Assignment> Go through the data and copy each line where the string "JSON" appears.

═══ Task material ═══

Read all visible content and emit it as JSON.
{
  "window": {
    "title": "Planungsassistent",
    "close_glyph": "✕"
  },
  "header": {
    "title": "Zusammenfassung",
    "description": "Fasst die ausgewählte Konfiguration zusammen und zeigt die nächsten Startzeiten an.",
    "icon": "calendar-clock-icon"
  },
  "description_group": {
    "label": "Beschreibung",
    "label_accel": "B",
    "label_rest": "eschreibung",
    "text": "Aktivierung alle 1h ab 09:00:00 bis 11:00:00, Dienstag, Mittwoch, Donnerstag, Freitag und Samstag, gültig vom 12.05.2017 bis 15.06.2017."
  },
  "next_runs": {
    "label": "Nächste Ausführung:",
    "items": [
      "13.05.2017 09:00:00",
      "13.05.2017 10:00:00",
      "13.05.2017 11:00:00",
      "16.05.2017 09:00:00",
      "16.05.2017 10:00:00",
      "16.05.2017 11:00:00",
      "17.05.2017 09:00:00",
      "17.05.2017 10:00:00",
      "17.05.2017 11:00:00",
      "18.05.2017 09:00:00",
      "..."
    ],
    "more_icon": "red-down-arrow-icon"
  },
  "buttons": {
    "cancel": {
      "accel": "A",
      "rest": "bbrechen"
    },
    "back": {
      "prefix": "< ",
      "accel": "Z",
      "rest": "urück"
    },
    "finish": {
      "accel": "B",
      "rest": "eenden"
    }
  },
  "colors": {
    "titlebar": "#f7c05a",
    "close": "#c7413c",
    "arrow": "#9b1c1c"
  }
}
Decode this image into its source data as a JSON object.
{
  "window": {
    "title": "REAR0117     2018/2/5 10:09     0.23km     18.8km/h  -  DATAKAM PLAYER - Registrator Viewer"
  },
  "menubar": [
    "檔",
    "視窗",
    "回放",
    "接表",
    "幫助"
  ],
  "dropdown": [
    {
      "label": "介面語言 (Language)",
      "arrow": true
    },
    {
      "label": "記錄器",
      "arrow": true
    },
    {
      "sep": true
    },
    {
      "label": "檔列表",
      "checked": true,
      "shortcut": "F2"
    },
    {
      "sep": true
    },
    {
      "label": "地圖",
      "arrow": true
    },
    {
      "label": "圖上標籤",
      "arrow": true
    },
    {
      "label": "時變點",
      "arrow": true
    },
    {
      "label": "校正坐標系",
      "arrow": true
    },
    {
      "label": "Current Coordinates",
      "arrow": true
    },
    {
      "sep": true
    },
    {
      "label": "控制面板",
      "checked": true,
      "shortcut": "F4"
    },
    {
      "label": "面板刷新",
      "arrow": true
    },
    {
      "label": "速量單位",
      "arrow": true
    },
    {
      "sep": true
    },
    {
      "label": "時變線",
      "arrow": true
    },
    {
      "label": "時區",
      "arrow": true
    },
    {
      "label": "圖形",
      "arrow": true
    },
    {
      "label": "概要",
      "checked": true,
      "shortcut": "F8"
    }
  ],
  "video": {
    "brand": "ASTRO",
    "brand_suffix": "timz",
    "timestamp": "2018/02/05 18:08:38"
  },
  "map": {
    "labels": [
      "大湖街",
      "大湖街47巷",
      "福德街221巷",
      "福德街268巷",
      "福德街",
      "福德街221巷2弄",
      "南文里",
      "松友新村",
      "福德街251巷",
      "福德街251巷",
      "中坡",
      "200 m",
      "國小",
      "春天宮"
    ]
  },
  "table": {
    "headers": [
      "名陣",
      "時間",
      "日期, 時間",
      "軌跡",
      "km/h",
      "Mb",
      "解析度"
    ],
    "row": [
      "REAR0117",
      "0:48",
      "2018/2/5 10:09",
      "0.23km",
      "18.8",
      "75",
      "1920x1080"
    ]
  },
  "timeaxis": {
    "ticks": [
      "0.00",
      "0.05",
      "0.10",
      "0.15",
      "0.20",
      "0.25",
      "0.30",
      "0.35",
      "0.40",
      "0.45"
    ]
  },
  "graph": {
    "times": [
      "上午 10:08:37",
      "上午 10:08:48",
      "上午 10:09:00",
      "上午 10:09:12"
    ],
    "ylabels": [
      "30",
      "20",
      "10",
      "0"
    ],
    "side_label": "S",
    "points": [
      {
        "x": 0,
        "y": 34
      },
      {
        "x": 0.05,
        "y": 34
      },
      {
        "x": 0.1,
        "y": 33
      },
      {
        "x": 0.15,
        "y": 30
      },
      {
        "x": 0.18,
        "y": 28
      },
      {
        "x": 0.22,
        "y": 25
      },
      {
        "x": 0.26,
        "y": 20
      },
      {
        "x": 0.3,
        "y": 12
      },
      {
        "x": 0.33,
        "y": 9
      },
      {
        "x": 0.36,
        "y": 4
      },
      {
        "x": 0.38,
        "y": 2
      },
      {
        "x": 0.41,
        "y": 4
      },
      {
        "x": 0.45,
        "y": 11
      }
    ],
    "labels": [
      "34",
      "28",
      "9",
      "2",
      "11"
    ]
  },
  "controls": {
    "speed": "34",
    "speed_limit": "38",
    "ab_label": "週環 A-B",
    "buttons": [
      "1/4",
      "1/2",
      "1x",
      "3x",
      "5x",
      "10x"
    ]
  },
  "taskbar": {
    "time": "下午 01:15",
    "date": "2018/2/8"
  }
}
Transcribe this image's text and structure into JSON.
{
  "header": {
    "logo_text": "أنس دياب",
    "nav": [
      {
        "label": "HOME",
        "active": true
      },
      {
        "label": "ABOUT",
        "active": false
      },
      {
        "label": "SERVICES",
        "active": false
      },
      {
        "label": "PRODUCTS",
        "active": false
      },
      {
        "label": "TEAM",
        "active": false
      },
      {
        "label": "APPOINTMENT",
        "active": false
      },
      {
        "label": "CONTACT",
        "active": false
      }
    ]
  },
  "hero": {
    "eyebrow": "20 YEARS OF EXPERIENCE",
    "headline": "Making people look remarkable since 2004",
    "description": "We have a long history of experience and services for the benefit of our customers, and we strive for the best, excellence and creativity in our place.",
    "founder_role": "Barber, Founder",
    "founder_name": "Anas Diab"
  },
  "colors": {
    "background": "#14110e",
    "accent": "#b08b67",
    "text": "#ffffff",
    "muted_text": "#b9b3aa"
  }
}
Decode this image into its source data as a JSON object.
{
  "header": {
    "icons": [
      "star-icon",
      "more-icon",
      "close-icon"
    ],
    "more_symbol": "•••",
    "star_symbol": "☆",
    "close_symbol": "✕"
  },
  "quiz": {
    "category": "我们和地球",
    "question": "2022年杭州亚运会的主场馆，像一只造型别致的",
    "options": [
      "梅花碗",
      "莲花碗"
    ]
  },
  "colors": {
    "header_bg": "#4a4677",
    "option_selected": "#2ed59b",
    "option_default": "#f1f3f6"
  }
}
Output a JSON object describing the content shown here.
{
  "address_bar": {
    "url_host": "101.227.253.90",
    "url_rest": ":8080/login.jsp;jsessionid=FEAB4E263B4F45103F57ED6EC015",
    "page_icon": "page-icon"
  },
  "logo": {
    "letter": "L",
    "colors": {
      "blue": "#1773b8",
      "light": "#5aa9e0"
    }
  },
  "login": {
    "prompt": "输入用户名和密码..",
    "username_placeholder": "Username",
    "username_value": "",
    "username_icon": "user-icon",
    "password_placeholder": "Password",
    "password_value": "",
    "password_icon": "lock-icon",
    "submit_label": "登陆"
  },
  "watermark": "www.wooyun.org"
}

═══

Response area>
Read all visible content and emit it as JSON.
Decode this image into its source data as a JSON object.
Transcribe this image's text and structure into JSON.
Decode this image into its source data as a JSON object.
Output a JSON object describing the content shown here.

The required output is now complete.